The announcement that women had joined us occupied about one-third of the front page that September. The article’s opening paragraph noted, “Thirteen brave young women are setting a precedent this fall as the first girls to attend Northwood School on a full-time basis. Just who these young ladies are should be of great interest to any concerned with Northwood and its future.” Brief paragraphs followed with information about each girl (hometown, interests, parents’ occupations, etc.). By November, four more girls had joined us. If memory serves me, these were the McGreevy sisters from Lake Placid. About half of the girls lived at teacher Ellsworth Jackstadt’s home or at McKellens’ Pine Lodge, which boarded the figure skaters of the group; they came from as far away as Tulsa, Oklahoma. 

Over the course of the year, there were more pictures of the girls (everything from Judy McNealus outmaneuvering an opponent in soccer to a headshot of Darcy Prime, who had been named the editor of the next year’s MIrror) than there were articles. In October, Mary Anne Matz authored one article interviewing students and teachers about the arrival of women. Some sample answers:

  • Yockie (teacher Ellsworth Jackstadt): “I think it’s the best thing that has happened to Northwood.”
  • Madore (beloved manager of the school store): “Great!!! It sort of holds down the language.” 
  • Mike Bryand (student): “How should I put this? ... Cool.”
  • Sam Patterson (female student): “We’re frisky little devils, aren’t we?

The article closed with a comment that would never sneak through today; we have evolved into a more respectful world:   Harry Burrows (male student): “Lots of potential nookie.” 

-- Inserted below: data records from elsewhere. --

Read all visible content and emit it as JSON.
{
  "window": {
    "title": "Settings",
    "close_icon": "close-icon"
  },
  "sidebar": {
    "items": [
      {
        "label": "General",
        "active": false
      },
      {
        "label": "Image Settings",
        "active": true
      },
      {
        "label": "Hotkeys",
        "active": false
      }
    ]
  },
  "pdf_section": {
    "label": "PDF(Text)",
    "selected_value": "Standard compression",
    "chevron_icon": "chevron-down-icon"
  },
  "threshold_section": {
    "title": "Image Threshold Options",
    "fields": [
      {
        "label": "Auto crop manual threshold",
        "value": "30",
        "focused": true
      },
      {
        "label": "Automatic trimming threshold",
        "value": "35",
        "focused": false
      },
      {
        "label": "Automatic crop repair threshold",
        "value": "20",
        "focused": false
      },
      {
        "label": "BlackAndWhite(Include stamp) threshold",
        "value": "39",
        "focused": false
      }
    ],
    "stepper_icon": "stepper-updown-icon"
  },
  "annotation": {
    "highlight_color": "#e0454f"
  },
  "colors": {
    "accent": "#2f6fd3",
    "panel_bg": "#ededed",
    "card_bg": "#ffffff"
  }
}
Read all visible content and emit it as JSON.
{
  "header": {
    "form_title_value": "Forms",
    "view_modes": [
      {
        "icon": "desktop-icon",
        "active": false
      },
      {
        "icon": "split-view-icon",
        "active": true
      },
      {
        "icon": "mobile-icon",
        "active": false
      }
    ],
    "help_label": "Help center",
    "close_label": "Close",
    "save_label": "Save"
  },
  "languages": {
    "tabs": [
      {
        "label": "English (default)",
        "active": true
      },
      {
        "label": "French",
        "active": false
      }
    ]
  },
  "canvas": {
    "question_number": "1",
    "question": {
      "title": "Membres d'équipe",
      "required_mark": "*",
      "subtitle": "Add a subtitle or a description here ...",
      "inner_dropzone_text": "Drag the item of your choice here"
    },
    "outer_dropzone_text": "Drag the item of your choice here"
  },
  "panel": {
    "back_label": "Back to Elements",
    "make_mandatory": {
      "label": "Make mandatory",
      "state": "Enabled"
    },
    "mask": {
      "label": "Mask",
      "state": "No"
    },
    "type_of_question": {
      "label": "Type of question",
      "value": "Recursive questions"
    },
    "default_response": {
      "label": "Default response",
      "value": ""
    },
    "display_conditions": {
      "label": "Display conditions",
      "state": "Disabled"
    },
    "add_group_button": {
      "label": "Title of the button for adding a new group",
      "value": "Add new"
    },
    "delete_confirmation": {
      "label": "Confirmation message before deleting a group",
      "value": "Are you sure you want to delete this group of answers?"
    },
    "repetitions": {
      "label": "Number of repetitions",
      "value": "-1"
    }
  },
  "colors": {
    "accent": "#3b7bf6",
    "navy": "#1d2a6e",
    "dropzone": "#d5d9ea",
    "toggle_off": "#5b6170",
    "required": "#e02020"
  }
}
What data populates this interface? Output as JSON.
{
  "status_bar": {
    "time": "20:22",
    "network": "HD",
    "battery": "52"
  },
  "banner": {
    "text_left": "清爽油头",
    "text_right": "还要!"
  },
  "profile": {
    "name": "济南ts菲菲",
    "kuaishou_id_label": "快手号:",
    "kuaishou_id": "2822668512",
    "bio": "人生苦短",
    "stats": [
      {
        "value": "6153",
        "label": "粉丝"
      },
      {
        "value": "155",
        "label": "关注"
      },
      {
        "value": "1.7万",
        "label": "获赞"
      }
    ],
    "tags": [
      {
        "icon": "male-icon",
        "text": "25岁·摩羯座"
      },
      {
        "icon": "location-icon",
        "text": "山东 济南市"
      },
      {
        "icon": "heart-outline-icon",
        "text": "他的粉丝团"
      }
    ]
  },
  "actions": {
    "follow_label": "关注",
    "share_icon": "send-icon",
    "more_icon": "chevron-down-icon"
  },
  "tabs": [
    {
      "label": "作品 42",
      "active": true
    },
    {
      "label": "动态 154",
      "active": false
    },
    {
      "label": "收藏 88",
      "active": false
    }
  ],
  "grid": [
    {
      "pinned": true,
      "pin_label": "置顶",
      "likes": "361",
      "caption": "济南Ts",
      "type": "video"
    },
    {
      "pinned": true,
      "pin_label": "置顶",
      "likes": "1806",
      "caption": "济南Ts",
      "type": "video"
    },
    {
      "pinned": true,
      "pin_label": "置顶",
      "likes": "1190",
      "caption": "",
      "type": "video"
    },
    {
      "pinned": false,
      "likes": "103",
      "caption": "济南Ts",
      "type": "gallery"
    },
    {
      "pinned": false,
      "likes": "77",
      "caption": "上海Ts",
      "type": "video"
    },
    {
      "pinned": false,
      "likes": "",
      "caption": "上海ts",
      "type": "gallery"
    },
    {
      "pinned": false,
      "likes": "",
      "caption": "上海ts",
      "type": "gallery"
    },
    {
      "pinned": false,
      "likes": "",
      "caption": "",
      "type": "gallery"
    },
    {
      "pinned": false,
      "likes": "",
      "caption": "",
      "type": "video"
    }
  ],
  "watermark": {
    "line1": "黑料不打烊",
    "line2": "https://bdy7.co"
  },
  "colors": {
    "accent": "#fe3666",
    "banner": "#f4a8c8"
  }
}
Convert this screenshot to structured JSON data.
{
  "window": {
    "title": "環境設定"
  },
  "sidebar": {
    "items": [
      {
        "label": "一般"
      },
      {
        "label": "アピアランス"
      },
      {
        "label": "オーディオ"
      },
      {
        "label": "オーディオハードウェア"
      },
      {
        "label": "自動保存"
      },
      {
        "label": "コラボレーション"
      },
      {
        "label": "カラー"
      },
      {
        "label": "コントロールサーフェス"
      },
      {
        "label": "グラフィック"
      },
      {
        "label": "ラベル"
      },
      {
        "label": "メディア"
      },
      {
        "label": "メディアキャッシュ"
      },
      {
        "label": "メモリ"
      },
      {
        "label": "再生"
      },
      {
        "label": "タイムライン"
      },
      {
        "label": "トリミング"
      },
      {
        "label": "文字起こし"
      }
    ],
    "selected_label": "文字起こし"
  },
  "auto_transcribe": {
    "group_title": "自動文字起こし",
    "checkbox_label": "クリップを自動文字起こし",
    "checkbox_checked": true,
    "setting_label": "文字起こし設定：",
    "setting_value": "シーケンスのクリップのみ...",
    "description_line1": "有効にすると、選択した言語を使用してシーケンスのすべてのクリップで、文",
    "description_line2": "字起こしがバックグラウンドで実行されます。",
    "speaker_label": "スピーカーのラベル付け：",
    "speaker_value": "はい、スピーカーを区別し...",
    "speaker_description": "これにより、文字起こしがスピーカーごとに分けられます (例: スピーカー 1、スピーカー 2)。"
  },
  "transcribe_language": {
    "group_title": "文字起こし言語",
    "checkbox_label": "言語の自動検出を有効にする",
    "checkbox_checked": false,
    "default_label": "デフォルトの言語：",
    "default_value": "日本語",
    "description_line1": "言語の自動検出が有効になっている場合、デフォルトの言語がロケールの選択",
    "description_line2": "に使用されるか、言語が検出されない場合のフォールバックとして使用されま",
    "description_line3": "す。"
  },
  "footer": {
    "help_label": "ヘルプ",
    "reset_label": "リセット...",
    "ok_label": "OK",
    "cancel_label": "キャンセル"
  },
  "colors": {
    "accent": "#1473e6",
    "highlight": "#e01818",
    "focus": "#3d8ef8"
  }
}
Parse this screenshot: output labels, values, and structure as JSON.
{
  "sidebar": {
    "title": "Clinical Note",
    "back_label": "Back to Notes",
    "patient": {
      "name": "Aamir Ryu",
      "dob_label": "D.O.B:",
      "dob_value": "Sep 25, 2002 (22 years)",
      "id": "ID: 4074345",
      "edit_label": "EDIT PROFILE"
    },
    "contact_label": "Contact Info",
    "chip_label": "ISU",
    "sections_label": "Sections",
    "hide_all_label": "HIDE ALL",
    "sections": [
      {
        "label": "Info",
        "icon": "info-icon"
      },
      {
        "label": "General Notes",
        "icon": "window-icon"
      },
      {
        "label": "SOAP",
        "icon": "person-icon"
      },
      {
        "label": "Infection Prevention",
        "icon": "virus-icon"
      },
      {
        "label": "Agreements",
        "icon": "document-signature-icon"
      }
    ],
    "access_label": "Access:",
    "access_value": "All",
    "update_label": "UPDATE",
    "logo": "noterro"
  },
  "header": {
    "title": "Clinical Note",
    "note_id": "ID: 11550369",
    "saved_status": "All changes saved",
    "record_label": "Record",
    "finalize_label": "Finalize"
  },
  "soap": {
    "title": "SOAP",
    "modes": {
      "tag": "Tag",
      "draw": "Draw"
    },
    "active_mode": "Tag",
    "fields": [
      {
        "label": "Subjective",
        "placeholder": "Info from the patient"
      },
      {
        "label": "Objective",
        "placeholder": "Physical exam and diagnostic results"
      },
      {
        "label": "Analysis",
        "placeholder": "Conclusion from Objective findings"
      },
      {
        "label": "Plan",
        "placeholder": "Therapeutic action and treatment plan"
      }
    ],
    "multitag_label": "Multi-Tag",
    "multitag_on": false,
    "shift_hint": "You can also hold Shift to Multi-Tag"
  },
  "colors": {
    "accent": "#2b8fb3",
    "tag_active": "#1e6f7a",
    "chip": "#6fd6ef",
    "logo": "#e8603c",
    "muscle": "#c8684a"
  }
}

The Mirror’s only other piece devoted to women that year was an editorial titled “Coeducation – It’s not easy”: “By the second week of school this fall, seventeen girls were enrolled. Within six weeks, it became obvious that such a drastic change was not easily made. Personal problems arose among the girls, faculty members, and male students. Although most of the girls expected to be accepted on an equal basis with the male co-eds, this was not so. Many boarders resented the overtown privileges accorded the girls, received by virtue of their day-student status. These boarders seemed unaware of the situation in which these girls had knowingly placed themselves by coming here. Being one of 17 girls in a school of over 100 boys can be extremely trying. The entire Northwood community must realize this and help make the switch as easy as possible.”

Fifty years later, I would admit that Northwood, other schools and colleges, and, most importantly, society (life, after all, is the ultimate coeducation) have not gotten it perfect, but we “have come a long way” to paraphrase a famous ad from the 70s.